The records:
══════════

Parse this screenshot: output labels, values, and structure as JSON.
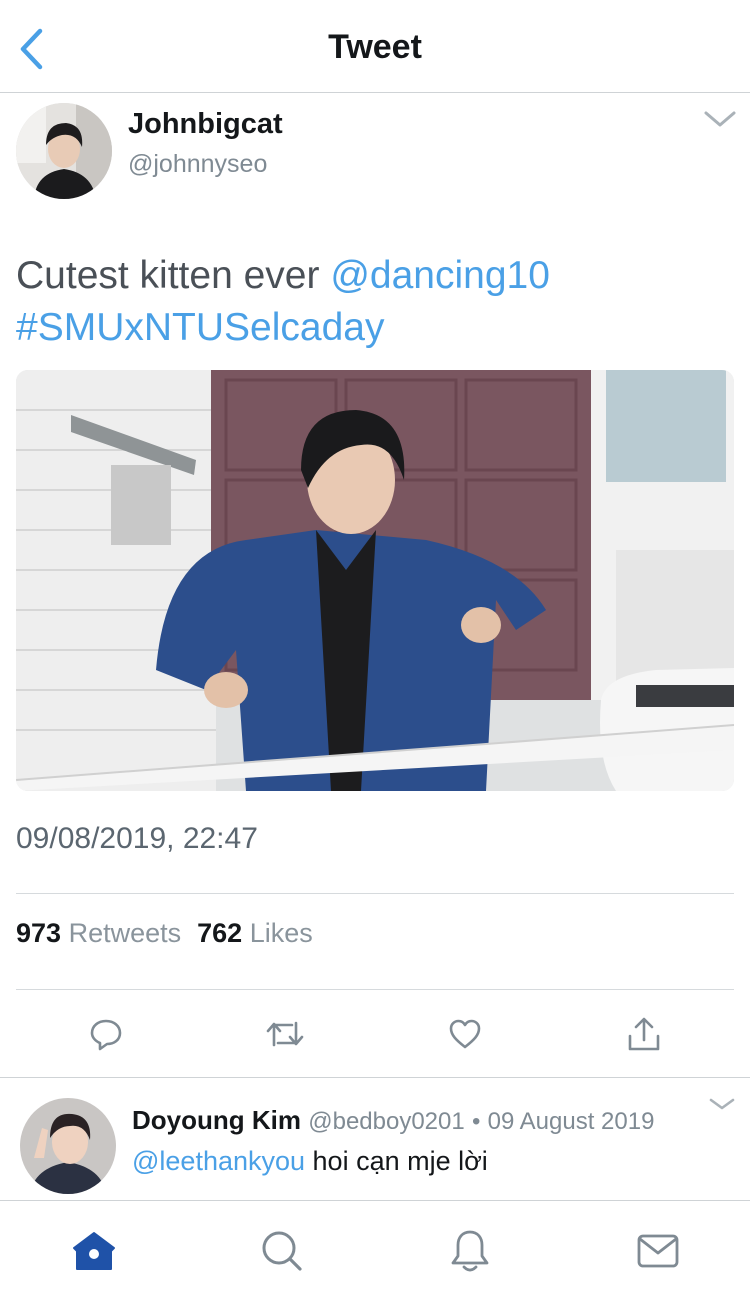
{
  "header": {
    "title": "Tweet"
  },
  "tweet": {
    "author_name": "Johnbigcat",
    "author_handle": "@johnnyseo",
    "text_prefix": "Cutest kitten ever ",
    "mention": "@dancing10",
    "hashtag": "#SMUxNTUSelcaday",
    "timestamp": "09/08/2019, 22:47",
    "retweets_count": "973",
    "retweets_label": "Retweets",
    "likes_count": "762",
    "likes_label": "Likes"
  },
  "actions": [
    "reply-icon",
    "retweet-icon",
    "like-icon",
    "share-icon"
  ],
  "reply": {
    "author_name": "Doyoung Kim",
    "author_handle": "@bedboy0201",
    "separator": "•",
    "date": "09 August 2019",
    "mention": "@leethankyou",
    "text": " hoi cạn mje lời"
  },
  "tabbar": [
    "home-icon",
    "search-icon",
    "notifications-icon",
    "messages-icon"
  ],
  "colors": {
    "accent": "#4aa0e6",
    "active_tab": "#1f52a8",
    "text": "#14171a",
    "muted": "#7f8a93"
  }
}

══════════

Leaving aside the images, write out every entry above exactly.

Response below:
Parse this screenshot: output labels, values, and structure as JSON.
{
  "header": {
    "title": "Tweet"
  },
  "tweet": {
    "author_name": "Johnbigcat",
    "author_handle": "@johnnyseo",
    "text_prefix": "Cutest kitten ever ",
    "mention": "@dancing10",
    "hashtag": "#SMUxNTUSelcaday",
    "timestamp": "09/08/2019, 22:47",
    "retweets_count": "973",
    "retweets_label": "Retweets",
    "likes_count": "762",
    "likes_label": "Likes"
  },
  "actions": [
    "reply-icon",
    "retweet-icon",
    "like-icon",
    "share-icon"
  ],
  "reply": {
    "author_name": "Doyoung Kim",
    "author_handle": "@bedboy0201",
    "separator": "•",
    "date": "09 August 2019",
    "mention": "@leethankyou",
    "text": " hoi cạn mje lời"
  },
  "tabbar": [
    "home-icon",
    "search-icon",
    "notifications-icon",
    "messages-icon"
  ],
  "colors": {
    "accent": "#4aa0e6",
    "active_tab": "#1f52a8",
    "text": "#14171a",
    "muted": "#7f8a93"
  }
}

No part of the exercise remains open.